$40 million, or even $300 million, is a drop in the bucket for carbon capture. The industry estimates total costs at $75 billion. With three quarters of the costs to be paid by taxpayers.

"What's the cost of cutting oilsands' carbon emissions? A cool $75 billion" (Bloomberg News, Jul 08, 2021)
"It will cost about $75 billion to zero out GHGs from oilsands operations by 2050, with a good deal of the costs borne by taxpayers and many loose ends yet to be tied up, according to two of the industry's top CEOs.
"To achieve the goal announced last month, about half of the emission cuts would need to come from capturing carbon at oilsands sites and sequestering it deep underground, which may require as much as two-thirds government capital like in Norway, Mark Little, chief executive office of Suncor Energy Inc., said in an interview."

"Oil companies ask Canada to pay for 75% of carbon capture facilities" (Reuters, October 7, 2021)

Please add this to the total ongoing - whopping and misguided - subsidies to the fossil fuel industry, the wealthiest corporations in the world who are jeopardizing the future, and disseminate this information relentlessly, until we stop expensively and futilely greenwashing disaster.

And the bottom line is: Stop burning fossil fuels in your homes, cars, Amazon deliveries, fast fashion purchases, and stuff in general. If there is no demand for oil, there will be no tax payer costs for capturing the carbon that producing it and burning it generates. The villain is not the oil companies, rather it is ourselves and our energy intensive life style.

Very poor analysis on the Shell project. From their website: "To date, Quest has captured and stored over 6 million tonnes of CO2." The NGO report looked at the entire Scotford facilty which continues to be a net emitter. Quest was only ever meant to capture and sequester a portion of that facility's emissions which it is doing successfully. To say it is a failure is a failure in research and reporting.

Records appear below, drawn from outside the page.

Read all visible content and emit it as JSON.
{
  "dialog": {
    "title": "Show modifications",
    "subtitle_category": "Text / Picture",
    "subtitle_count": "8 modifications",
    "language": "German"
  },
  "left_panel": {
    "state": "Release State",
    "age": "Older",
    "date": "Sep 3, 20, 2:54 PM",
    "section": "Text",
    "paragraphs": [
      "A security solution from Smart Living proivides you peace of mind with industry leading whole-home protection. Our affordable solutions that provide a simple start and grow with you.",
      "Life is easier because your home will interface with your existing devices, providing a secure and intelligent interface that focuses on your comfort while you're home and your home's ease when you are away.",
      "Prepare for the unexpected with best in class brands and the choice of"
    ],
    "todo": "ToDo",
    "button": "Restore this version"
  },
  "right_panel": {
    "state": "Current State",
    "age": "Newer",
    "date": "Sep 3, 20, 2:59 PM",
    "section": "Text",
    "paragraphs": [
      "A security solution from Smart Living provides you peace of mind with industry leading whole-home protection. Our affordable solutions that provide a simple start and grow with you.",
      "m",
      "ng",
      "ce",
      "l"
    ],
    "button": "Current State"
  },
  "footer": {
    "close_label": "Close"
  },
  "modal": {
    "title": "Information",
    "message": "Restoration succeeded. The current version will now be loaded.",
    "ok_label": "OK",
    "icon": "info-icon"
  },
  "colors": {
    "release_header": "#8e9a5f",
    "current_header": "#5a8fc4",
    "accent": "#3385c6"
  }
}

Of all the methods you could choose to spend money on for the purpose of reducing atmospheric CO2, CCS has to be the absolute worst. Even when it works, and the record is that most of the time it doesn't, carbon capture is by far the most expensive, inefficient and ineffective. It is fraught with multiple technical problems and huge wasted costs.

BUYER BEWARE: Fossil Fuels Subsidies and Carbon Capture Fairy Tales in Canada

"CCUS technologies address only a fraction of emissions. They are not negative emissions technologies and they do not remove carbon from the atmosphere."

"Despite five decades of research and tens of billions of dollars in subsidies globally, the current scale of CCUS is minute. Current global carbon capture capacity is 39 MT, or about 0.001% of annual carbon
pollution globally."

"Most CCUS projects never get off the ground. A 2021 study found that more than 80 per cent of the CCUS projects attempted in the U.S. have ended in failure."